The AMB (Ancient Machine Book) format specification[rational]


The AMB format is, by design, burdened by several limitations. These limitations might be misunderstood as shortcomings, while in essence the AMB format's primary objective is to stay as primitive as possible - so it is easy (and fast) for software to parse and display. Below are listed some of these limitations, with explanations about the reasons that led to them. * Line length limited to 78 characters The hard-coded limit of 78 chars is meant to ensure that the reader will not have to worry about line wrapping, which highly simplifies the reader's code thus allowing for faster processing and minimizing potential bugs.

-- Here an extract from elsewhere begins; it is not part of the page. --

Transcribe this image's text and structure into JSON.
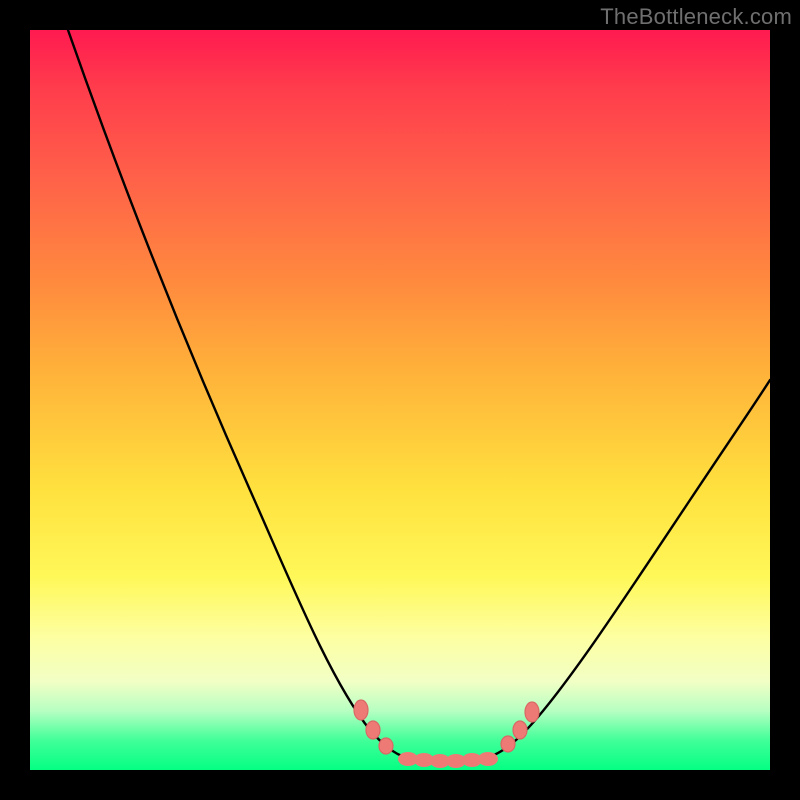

It is also meant to allow the content creator to design his screens in a deterministic way - that is, without any risk that his semigraphic tables, ASCII drawings or overall screen disposition will be broken by a reader that attempts to rewrap the text at an unpredictable width. The 80-columns width was ubiquitous since the early 80' and seems to be a reasonable baseline expectation, and a 78-characters limit allows the reader to use two columns for its own needs (vertical cursor, border, etc). * No control over style (colors) applied to text The AMB format defines a set of semantic tags (like "%h" for "heading"). It does not allow control over the exact colors or attributes that will be used by the output device to render the document. This is designed on purpose: AMB documents should be displayable also on monochrome devices. There may also be devices that allow for text attributes like "underlined", "bold", etc - it is up to the AMB reader to make sure the semantic tags are translated into colors/shades/attributes combinations that are nicely rendered on the target hardware. * Article size limit of 64 KiB A single article (AMA file) is limited to a maximum length of 64 KiB (minus one byte). This limitation makes it easier for MS-DOS readers to load the content: in real-mode Intel memory models, a single memory segment is addressable via 16-bit offsets, hence processing content larger than 64 KiB becomes tricky, as it involves crossing memory segment boundaries, or relying on some kludges like "huge" memory pointers (slow), or dynamically reloading parts of the file from disk (very slow). 64 KiB still allows for more than 30 pages of 80x25 packed text, which should be more than enough even for very complex subjects (and larger contents should simply be dispatched into two or more different articles, which can only be beneficial for readability). * Maximum number of 65535 articles An AMB book may contain up to 65535 articles and not a single more, because the number of articles is written as a 16-bit integer in the file's header. This allows AMB software to use 16-bit integers when addressing the articles, which is very convenient (and fast) for platforms with 16-bit CPUs. And honestly - is that really a limitation? Even the entire Bible has "only" 1189 chapters, or 31103 verses. * Short filenames + low-ascii characters only Filenames inside an AMB container are limited to 12 (8+3) characters so an AMB container can be unpacked on an old MS-DOS system. The filenames must contain only low-ascii (7-bit) characters -- for two reasons: so it is possible to unpack an AMB container on any filesystem, independently of the codepage said filesystem relies on, and to make it possible to reliably perform case-insensitive matching of filenames.